[App and web page records]:
────────────────────────────────────────
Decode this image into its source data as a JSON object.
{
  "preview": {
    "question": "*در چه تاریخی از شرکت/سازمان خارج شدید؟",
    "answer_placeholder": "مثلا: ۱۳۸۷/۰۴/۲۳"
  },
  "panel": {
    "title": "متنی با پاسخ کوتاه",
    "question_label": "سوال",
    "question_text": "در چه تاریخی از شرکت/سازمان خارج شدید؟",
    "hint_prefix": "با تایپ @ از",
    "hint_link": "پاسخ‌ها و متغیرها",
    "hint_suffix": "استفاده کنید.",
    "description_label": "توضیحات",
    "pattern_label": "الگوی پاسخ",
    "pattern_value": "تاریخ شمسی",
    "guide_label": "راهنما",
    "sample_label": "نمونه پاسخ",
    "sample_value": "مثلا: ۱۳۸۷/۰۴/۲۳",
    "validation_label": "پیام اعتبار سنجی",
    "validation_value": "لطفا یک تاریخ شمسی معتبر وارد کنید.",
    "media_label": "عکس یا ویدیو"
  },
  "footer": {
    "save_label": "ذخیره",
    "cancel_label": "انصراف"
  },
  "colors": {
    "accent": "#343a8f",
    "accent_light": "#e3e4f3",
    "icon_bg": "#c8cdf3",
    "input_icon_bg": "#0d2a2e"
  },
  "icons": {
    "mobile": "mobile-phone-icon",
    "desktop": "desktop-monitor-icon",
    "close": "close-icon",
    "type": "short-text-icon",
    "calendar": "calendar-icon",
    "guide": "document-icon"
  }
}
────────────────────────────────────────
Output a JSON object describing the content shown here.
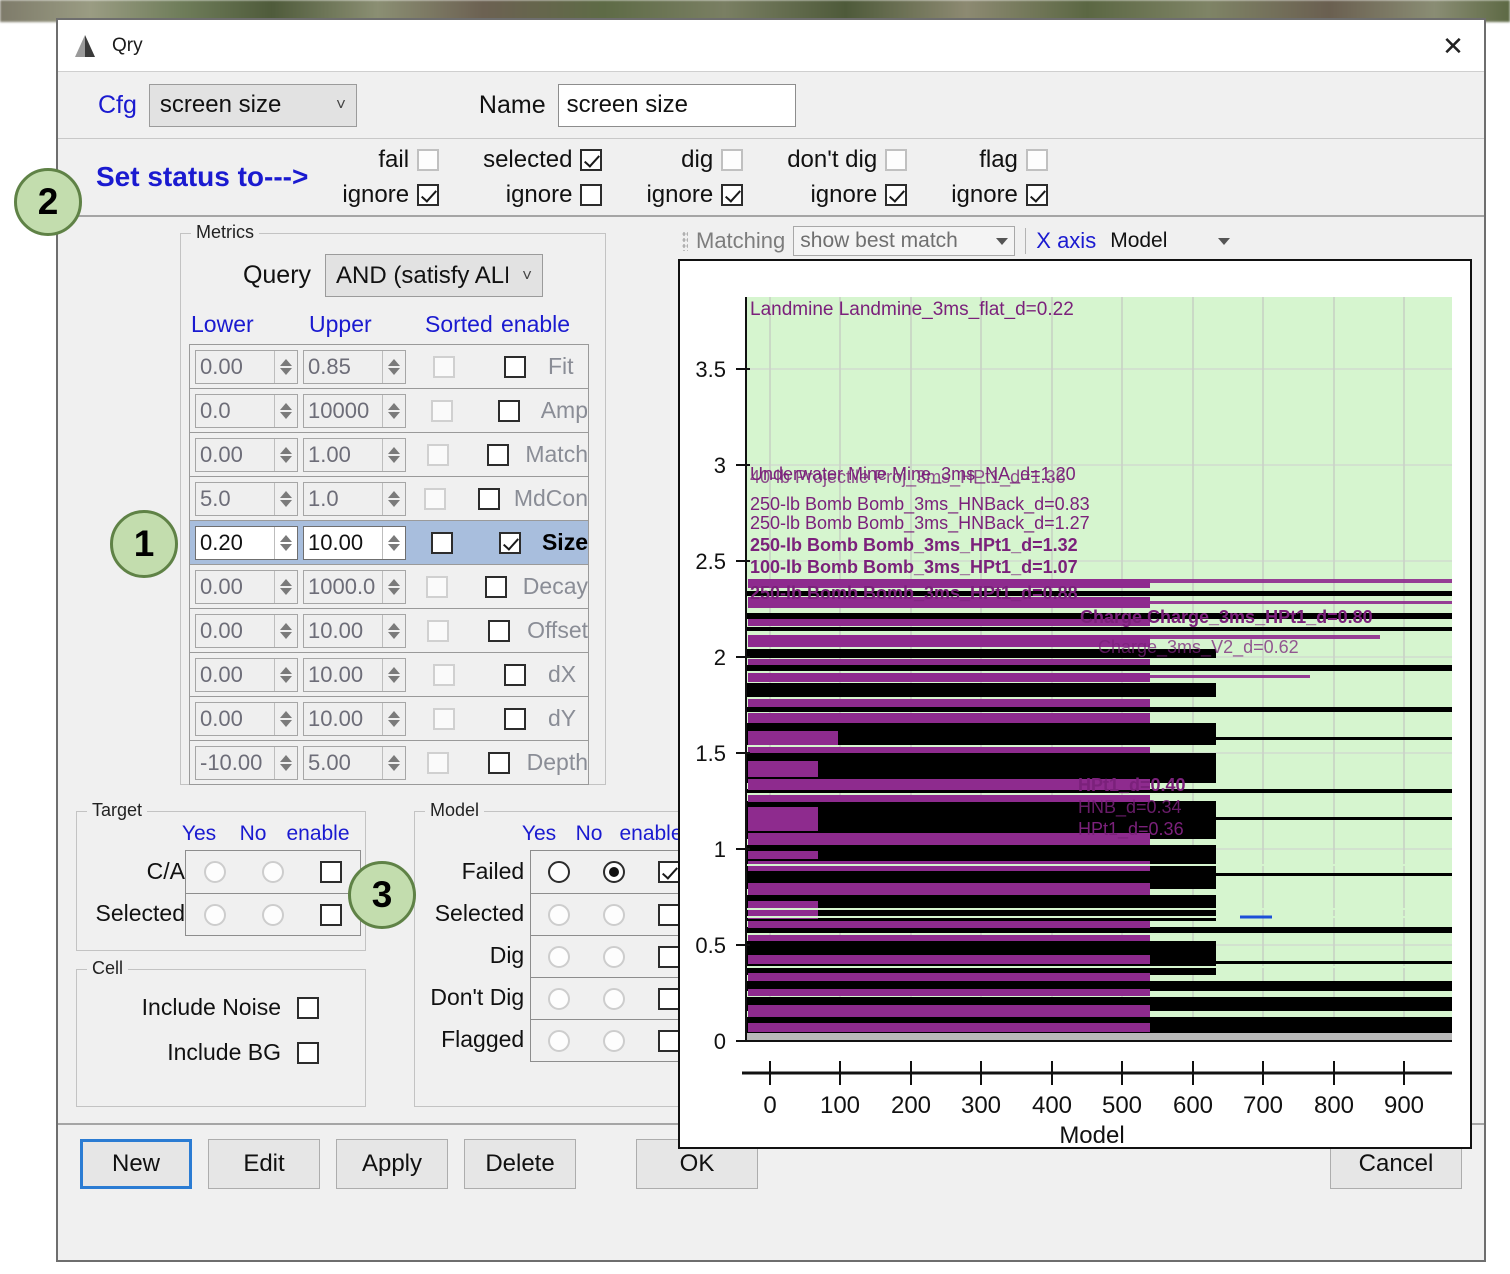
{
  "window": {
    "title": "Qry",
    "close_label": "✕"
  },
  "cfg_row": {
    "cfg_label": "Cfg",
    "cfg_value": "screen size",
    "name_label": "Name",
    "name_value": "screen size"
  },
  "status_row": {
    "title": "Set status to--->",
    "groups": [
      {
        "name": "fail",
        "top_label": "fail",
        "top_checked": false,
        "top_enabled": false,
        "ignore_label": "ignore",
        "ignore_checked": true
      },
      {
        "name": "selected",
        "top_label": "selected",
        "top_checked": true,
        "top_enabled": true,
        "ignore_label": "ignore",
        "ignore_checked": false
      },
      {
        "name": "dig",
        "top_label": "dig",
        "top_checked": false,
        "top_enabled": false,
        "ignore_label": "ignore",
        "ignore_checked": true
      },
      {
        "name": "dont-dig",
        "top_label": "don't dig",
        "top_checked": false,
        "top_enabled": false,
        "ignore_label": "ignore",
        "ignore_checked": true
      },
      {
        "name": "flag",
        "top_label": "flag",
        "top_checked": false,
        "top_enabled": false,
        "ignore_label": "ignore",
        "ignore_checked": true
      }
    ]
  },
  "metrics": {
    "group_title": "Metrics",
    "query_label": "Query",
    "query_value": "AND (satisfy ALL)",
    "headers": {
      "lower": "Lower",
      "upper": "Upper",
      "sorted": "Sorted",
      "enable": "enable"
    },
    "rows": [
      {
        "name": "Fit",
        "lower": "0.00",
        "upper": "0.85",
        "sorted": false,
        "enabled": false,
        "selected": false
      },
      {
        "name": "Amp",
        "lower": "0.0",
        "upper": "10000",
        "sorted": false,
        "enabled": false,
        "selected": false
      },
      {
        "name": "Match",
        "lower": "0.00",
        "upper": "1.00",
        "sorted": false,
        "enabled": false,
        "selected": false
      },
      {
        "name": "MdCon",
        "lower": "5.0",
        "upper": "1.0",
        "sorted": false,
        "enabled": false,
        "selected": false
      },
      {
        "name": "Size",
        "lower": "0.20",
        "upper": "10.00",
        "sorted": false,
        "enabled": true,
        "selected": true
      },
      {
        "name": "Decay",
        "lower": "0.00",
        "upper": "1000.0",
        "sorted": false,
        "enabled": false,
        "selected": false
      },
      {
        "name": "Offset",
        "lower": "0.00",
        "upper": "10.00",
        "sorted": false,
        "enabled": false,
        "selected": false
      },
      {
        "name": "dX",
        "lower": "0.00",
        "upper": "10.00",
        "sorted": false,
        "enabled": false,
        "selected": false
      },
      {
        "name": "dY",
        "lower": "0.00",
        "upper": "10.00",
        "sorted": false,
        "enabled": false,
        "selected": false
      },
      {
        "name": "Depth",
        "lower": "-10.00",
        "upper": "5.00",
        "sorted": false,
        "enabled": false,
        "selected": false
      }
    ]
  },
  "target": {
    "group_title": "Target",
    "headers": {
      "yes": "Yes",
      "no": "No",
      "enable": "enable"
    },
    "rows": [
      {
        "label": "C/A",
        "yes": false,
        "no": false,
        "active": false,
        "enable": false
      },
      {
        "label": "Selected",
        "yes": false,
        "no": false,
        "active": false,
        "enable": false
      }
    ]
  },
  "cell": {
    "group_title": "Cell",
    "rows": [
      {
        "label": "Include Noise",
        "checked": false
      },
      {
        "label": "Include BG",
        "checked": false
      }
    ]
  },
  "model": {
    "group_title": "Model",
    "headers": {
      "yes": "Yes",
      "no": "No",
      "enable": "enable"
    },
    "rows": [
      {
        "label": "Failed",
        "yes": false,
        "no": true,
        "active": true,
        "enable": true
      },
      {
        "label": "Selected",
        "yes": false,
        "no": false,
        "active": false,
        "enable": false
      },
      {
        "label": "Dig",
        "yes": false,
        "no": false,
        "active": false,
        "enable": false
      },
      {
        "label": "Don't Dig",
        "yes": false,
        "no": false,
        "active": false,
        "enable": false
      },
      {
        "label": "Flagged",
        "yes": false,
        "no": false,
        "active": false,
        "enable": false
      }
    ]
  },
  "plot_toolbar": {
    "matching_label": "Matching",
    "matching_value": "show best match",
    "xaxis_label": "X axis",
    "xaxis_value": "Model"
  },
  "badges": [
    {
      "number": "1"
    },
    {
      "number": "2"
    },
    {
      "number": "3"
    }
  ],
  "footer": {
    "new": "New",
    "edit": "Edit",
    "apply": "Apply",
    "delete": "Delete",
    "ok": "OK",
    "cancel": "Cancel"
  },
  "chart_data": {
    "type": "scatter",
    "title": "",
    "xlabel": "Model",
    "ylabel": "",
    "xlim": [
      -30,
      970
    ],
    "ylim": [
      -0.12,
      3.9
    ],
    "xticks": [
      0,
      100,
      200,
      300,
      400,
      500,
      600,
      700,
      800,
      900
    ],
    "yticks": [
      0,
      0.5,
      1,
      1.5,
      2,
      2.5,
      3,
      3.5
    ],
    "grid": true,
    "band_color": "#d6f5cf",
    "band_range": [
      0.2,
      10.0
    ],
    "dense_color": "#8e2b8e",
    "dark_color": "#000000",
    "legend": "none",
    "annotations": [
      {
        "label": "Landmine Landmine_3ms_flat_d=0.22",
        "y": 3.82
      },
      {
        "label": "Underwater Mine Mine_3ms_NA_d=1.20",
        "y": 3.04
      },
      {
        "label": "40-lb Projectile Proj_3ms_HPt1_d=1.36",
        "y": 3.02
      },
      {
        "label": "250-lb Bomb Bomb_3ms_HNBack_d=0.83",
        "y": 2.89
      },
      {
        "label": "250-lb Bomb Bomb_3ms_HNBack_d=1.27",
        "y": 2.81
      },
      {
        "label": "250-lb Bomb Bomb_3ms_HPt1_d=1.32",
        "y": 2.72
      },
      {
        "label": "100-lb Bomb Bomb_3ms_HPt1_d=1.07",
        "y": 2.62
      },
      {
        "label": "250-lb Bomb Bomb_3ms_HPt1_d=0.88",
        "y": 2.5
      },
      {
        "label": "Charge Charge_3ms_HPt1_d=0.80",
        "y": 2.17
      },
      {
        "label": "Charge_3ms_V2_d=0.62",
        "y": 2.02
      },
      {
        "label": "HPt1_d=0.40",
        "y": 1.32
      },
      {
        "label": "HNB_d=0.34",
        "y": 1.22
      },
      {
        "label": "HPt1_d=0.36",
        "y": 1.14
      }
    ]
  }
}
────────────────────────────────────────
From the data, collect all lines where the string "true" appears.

[REPLY]:
        "ignore_checked": true
        "top_checked": true,
        "top_enabled": true,
        "ignore_checked": true
        "ignore_checked": true
        "ignore_checked": true
        "enabled": true,
        "selected": true
        "no": true,
        "active": true,
        "enable": true
    "grid": true,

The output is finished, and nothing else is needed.